Born in 1938, American computing pioneer Donald Knuth is known for his greatly influential multi-volume work, 'The Art of Computer Programming', his novel 'Surreal Numbers', his invention of TeX and METAFONT electronic publishing tools and his quirky sense of humor.

Listeners: Dikran Karagueuzian

Trained as a journalist, Dikran Karagueuzian is the director of CSLI Publications, publisher of seven books by Donald Knuth.

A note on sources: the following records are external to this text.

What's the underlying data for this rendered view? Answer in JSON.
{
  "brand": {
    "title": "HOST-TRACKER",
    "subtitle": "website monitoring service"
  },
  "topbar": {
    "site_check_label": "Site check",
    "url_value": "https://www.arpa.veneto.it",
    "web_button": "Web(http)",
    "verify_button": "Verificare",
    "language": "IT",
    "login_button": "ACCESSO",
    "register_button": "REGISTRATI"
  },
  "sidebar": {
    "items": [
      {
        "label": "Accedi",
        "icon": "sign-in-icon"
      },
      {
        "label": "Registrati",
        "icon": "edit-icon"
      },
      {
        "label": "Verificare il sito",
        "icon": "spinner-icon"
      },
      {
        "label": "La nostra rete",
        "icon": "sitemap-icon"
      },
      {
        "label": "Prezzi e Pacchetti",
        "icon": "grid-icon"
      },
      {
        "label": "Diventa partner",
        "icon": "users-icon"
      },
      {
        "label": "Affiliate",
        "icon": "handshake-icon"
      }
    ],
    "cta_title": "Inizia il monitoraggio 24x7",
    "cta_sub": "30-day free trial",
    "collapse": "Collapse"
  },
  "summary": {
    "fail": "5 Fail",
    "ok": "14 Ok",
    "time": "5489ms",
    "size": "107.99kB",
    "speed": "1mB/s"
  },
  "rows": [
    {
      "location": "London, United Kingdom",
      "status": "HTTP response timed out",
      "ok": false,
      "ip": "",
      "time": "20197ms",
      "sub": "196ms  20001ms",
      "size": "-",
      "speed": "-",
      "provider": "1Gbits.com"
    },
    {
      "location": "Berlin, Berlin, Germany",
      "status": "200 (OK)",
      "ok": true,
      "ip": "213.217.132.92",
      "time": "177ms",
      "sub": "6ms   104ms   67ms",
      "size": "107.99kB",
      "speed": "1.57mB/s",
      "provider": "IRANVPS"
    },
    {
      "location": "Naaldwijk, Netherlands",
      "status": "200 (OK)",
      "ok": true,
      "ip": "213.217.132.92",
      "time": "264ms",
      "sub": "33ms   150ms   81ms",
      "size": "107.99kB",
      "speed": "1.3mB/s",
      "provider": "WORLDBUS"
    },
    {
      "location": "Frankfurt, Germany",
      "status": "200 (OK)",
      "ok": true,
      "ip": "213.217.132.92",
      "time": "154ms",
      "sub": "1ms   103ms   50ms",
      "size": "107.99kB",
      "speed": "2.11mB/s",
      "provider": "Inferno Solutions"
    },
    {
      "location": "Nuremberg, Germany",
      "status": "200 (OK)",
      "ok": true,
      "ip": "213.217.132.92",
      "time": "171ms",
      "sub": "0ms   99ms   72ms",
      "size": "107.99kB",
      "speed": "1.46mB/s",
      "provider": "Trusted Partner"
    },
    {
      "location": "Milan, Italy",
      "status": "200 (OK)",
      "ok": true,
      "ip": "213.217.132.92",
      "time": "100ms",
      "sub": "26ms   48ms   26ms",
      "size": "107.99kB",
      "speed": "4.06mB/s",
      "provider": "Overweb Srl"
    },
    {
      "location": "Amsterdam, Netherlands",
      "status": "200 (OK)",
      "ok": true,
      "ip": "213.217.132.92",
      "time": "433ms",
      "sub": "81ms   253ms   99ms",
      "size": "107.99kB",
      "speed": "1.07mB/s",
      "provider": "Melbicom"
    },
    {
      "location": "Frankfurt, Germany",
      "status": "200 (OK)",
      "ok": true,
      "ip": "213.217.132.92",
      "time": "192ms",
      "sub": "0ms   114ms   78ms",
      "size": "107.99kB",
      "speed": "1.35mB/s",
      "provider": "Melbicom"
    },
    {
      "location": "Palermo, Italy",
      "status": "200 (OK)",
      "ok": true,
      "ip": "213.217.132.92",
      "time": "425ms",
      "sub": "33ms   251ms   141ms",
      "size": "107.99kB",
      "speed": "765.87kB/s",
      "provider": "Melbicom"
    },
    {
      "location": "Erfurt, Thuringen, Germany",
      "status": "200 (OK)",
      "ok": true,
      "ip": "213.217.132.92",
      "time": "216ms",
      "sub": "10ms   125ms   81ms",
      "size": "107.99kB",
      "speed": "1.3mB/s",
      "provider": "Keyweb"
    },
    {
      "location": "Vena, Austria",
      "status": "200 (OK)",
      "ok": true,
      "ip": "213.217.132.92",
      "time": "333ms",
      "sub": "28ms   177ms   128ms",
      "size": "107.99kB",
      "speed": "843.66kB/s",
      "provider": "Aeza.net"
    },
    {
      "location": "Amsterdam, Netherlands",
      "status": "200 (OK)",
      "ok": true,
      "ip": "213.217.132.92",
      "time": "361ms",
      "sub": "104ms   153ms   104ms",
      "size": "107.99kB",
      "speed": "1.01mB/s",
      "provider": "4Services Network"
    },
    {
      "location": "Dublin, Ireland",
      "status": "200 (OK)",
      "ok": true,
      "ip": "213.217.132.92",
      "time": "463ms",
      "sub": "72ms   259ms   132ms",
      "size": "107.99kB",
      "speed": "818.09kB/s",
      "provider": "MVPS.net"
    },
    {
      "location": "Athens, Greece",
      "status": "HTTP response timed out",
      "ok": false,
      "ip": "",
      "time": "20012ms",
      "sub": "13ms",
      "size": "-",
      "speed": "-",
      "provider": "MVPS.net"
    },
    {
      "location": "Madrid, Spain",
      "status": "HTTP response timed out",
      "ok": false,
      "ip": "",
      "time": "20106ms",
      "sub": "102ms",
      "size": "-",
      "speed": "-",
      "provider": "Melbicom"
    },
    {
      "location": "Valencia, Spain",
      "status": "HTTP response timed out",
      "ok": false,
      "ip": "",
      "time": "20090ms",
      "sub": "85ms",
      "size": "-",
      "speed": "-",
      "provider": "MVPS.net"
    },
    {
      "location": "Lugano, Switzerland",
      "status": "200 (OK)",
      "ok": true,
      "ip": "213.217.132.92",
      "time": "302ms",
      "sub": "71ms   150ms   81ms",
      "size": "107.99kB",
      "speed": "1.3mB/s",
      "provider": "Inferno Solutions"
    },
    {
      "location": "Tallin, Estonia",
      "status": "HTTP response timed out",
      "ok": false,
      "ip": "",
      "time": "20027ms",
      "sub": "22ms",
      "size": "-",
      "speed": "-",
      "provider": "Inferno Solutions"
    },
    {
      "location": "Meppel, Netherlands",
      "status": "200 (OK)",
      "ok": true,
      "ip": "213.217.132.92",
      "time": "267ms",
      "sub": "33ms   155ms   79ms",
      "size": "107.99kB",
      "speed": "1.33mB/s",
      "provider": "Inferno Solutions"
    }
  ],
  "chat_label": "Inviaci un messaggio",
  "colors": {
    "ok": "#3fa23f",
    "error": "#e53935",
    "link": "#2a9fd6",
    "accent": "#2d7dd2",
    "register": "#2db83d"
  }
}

He has known Knuth since the late seventies when Knuth was developing TeX and Metafont, the typesetting and type designing computer programs, respectively.

Tags: AI-Lab, Stanford University, Massachusetts Institute of Technology, Lawrence Livermore National Laboratory (LLNL), Guy Steele, Marty Frost

Duration: 2 minutes, 57 seconds

Date story recorded: April 2006

Date story went live: 24 January 2008